-- Exercise --
Wherever the word "title" appears in the entries, copy the whole line.

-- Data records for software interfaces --
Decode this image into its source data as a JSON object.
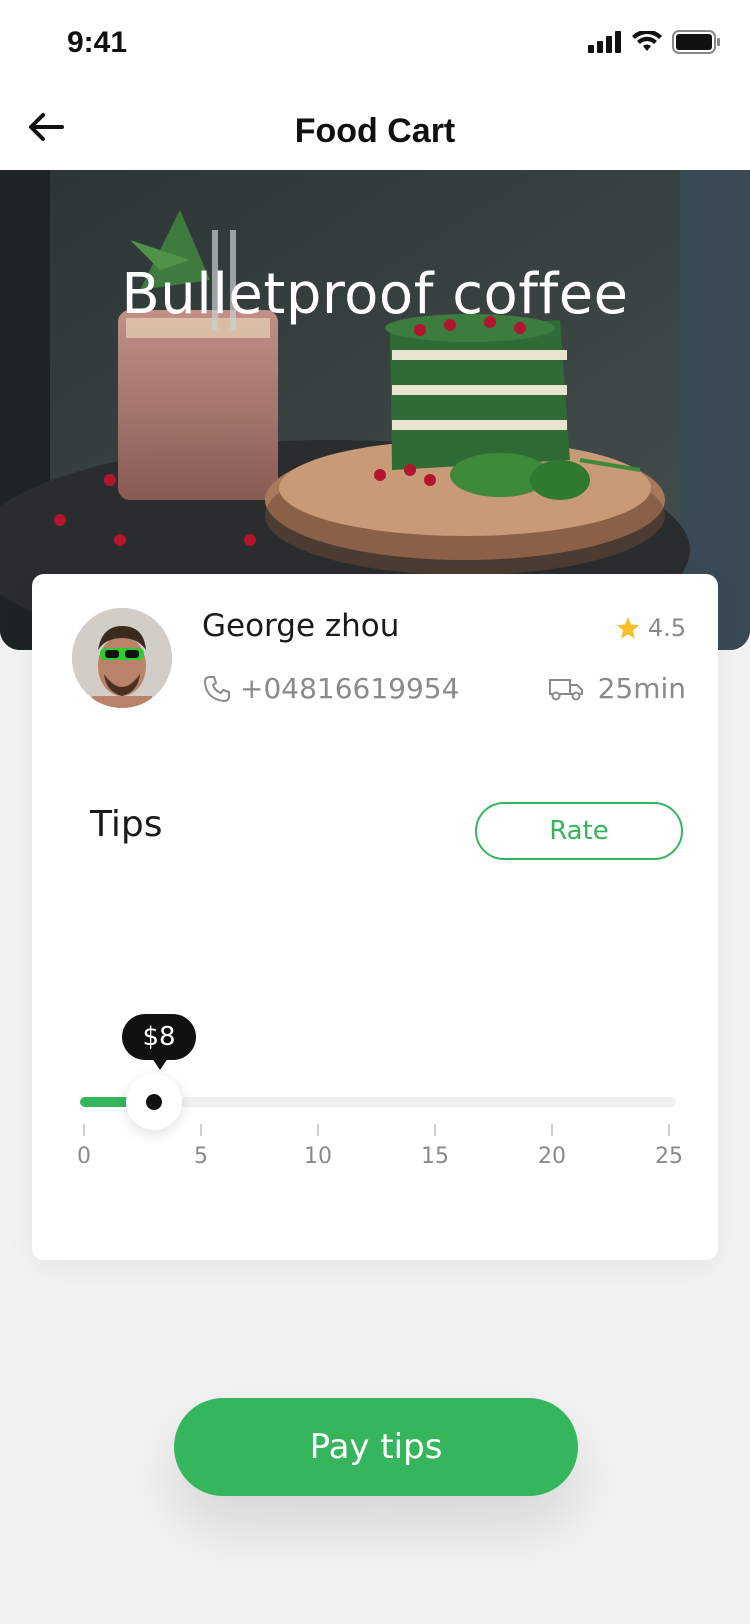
{
  "status_bar": {
    "time": "9:41"
  },
  "nav": {
    "title": "Food Cart"
  },
  "hero": {
    "title": "Bulletproof coffee"
  },
  "driver": {
    "name": "George zhou",
    "rating": "4.5",
    "phone": "+04816619954",
    "eta": "25min"
  },
  "tips": {
    "label": "Tips",
    "rate_label": "Rate",
    "selected_label": "$8",
    "selected_value": 3,
    "min": 0,
    "max": 25,
    "ticks": [
      "0",
      "5",
      "10",
      "15",
      "20",
      "25"
    ]
  },
  "pay_button": {
    "label": "Pay tips"
  },
  "colors": {
    "accent": "#35b55c",
    "star": "#f5c02b"
  },
  "icons": [
    "back-arrow-icon",
    "signal-icon",
    "wifi-icon",
    "battery-icon",
    "star-icon",
    "phone-icon",
    "truck-icon"
  ]
}
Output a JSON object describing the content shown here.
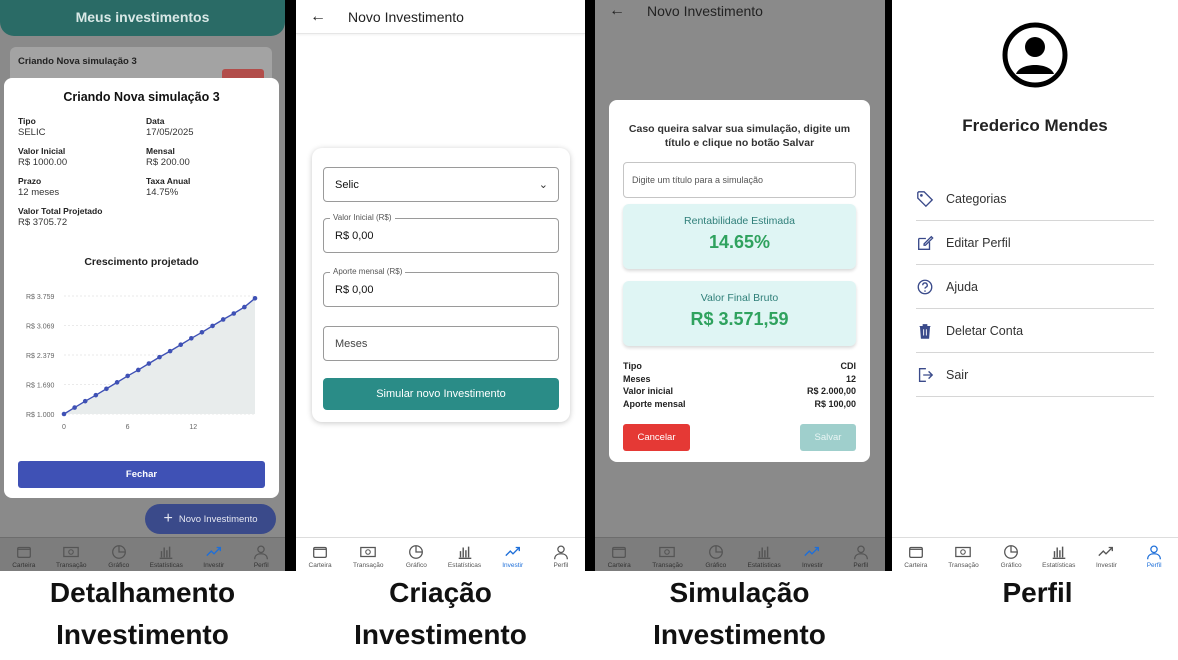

-- Exercise result --
    "title": "Food Cart"
    "title": "Bulletproof coffee"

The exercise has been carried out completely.